The political week in 5 points

Another non-presidential reaction by the President to the horrors in Charlottesville. President Trump has faced severe criticism from both sides of the isle after failing to condemn far-right protestors who instigated violence that has left one dead and many more injured. In a press conference Trump castigated ‘hatred, bigotry and violence from many sides’, and by doing so falsified the true version of events. Both Democrats and Republicans have corrected the narrative stating that Trump should have solely condemned the protesting of white supremacists displaying confederate and Nazi flags.

Kim Jong-un vs Donald Trump. For months the United States and North Korea have been communicating through back room diplomacy in an attempt to come to an agreement on nuclear weapons. However, the long-standing tensions escalated when North Korea began testing missiles in July and more recently near the pacific region of Guam. The stale rhetoric between the two leaders has exacerbated the issue, with language such as ‘lock and load’ and ‘the american empire to meet its doom’, being thrown about. Both Russian and Chinese actors have called for a de-escalation of the increasingly heightened tensions.

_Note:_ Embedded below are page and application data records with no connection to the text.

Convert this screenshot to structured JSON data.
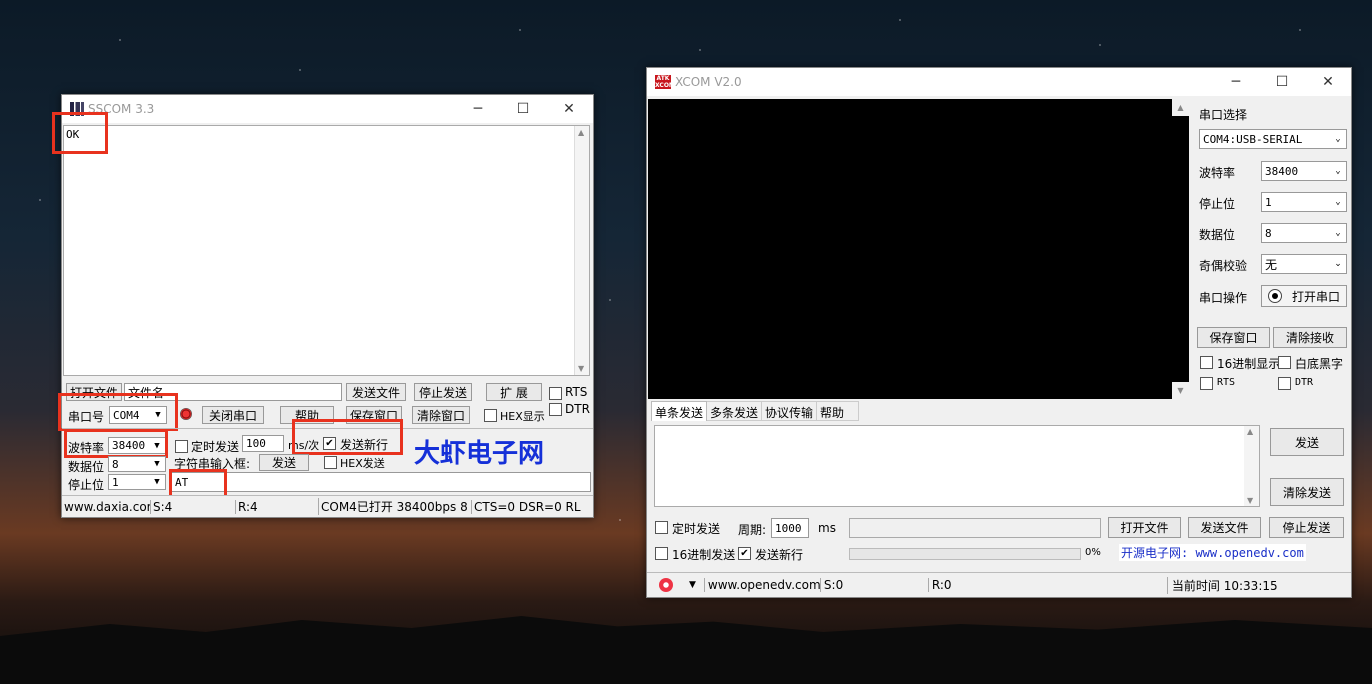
{
  "sscom": {
    "title": "SSCOM 3.3",
    "receive_text": "OK",
    "btn_open_file": "打开文件",
    "filename_placeholder": "文件名",
    "btn_send_file": "发送文件",
    "btn_stop_send": "停止发送",
    "btn_expand": "扩 展",
    "rts_label": "RTS",
    "dtr_label": "DTR",
    "port_label": "串口号",
    "port_value": "COM4",
    "btn_close_port": "关闭串口",
    "btn_help": "帮助",
    "btn_save_window": "保存窗口",
    "btn_clear_window": "清除窗口",
    "hex_display": "HEX显示",
    "baud_label": "波特率",
    "baud_value": "38400",
    "timed_send": "定时发送",
    "period_value": "100",
    "period_unit": "ms/次",
    "send_newline": "发送新行",
    "databits_label": "数据位",
    "databits_value": "8",
    "input_label": "字符串输入框:",
    "btn_send": "发送",
    "hex_send": "HEX发送",
    "stopbits_label": "停止位",
    "stopbits_value": "1",
    "send_text": "AT",
    "brand": "大虾电子网",
    "status": {
      "site": "www.daxia.cor",
      "s": "S:4",
      "r": "R:4",
      "state": "COM4已打开  38400bps  8",
      "lines": "CTS=0 DSR=0 RL"
    }
  },
  "xcom": {
    "title": "XCOM V2.0",
    "port_select_label": "串口选择",
    "port_value": "COM4:USB-SERIAL",
    "baud_label": "波特率",
    "baud_value": "38400",
    "stopbits_label": "停止位",
    "stopbits_value": "1",
    "databits_label": "数据位",
    "databits_value": "8",
    "parity_label": "奇偶校验",
    "parity_value": "无",
    "port_op_label": "串口操作",
    "btn_open_port": "打开串口",
    "btn_save_window": "保存窗口",
    "btn_clear_receive": "清除接收",
    "hex_display": "16进制显示",
    "white_bg": "白底黑字",
    "rts": "RTS",
    "dtr": "DTR",
    "tabs": [
      "单条发送",
      "多条发送",
      "协议传输",
      "帮助"
    ],
    "btn_send": "发送",
    "btn_clear_send": "清除发送",
    "timed_send": "定时发送",
    "period_label": "周期:",
    "period_value": "1000",
    "period_unit": "ms",
    "btn_open_file": "打开文件",
    "btn_send_file": "发送文件",
    "btn_stop_send": "停止发送",
    "hex_send": "16进制发送",
    "send_newline": "发送新行",
    "progress": "0%",
    "promo": "开源电子网: www.openedv.com",
    "status": {
      "site": "www.openedv.com",
      "s": "S:0",
      "r": "R:0",
      "time": "当前时间 10:33:15"
    }
  }
}
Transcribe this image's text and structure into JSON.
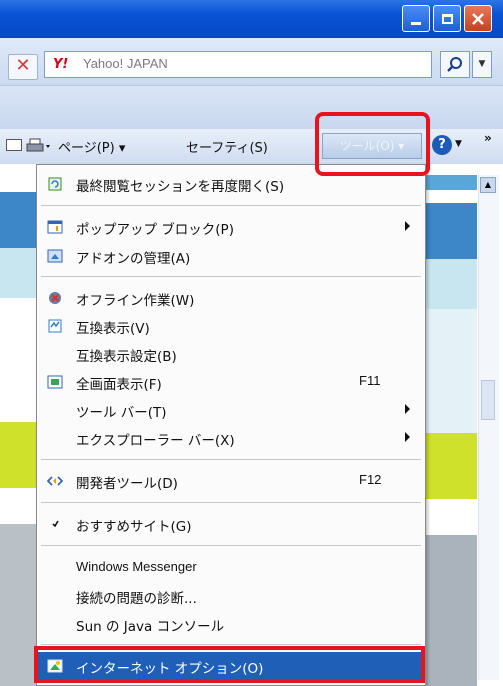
{
  "search": {
    "provider": "Yahoo! JAPAN",
    "logo": "Y!"
  },
  "commandbar": {
    "page": "ページ(P)",
    "safety": "セーフティ(S)",
    "tools": "ツール(O)",
    "help": "?",
    "more": "»"
  },
  "menu": {
    "items": [
      {
        "label": "最終閲覧セッションを再度開く(S)",
        "icon": "reopen-session-icon"
      },
      {
        "label": "ポップアップ ブロック(P)",
        "icon": "popup-blocker-icon",
        "submenu": true
      },
      {
        "label": "アドオンの管理(A)",
        "icon": "addons-icon"
      },
      {
        "label": "オフライン作業(W)",
        "icon": "offline-icon"
      },
      {
        "label": "互換表示(V)",
        "icon": "compat-view-icon"
      },
      {
        "label": "互換表示設定(B)"
      },
      {
        "label": "全画面表示(F)",
        "icon": "fullscreen-icon",
        "shortcut": "F11"
      },
      {
        "label": "ツール バー(T)",
        "submenu": true
      },
      {
        "label": "エクスプローラー バー(X)",
        "submenu": true
      },
      {
        "label": "開発者ツール(D)",
        "icon": "developer-tools-icon",
        "shortcut": "F12"
      },
      {
        "label": "おすすめサイト(G)",
        "checked": true
      },
      {
        "label": "Windows Messenger"
      },
      {
        "label": "接続の問題の診断..."
      },
      {
        "label": "Sun の Java コンソール"
      },
      {
        "label": "インターネット オプション(O)",
        "icon": "internet-options-icon",
        "highlighted": true
      }
    ]
  },
  "colors": {
    "highlight_red": "#e8131c",
    "menu_selection": "#1f5fb8",
    "titlebar": "#0a55d6"
  }
}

Riots break out in the Markets area of Belfast over the latest Bonfire dispute. Trouble surrounding bonfires have made the headlines once again Belfast, as riots broke out in the Markets area of Belfast after the PSNI began to remove material that was set to be used for an anti-internment bonfire. On the 9th of August each year, Nationalists commemorate the period of internment that disproportionately affected Catholics during the Troubles, often by lighting bonfires. A number of cars were set alight and objects thrown at the PSNI in protest. This thuggery is yet another example that ad hoc approaches to bonfires are inadequate; authorities must produce robust and lasting strategies to deal with bonfires well in advance.

UUP leader meets Irish Language Activists. The leader of the Ulster Unionist Party, Robin Swann, met with Irish Language group Conradh na Gaeilge earlier this week. The Irish Language has been a major sticking point in the recent talks with Unionists refusing to accept a stand-alone Irish Language Act. That said, with Arlene Fosters recent display of cultural-accommodation by saying ‘thank-you’ in Irish at an event, as well as her hard-line DUP colleague Edwin Poots doing the same, we may well see movement on this issue come the end of the summer when the talks are set to resume.

Mixed opinions as Pink News brands Prince George (4) a gay icon. Prince George, aged 4, was earlier this week branded as a gay icon by the LGBT online magazine Pink News. The article was circulated after a photograph surfaced showing the young prince excitedly standing in a helicopter, with his hip bent and chin resting on his hand. The branding of the youngster as a gay icon has sparked fury as TUV MLA Jim Allister described the labelling as ‘sick’. Whilst this reaction from Allister is to be expected, there has been a wide-spread unfavourable reaction towards the article with many suggesting that the sexualisation of children at such a young age is unacceptable.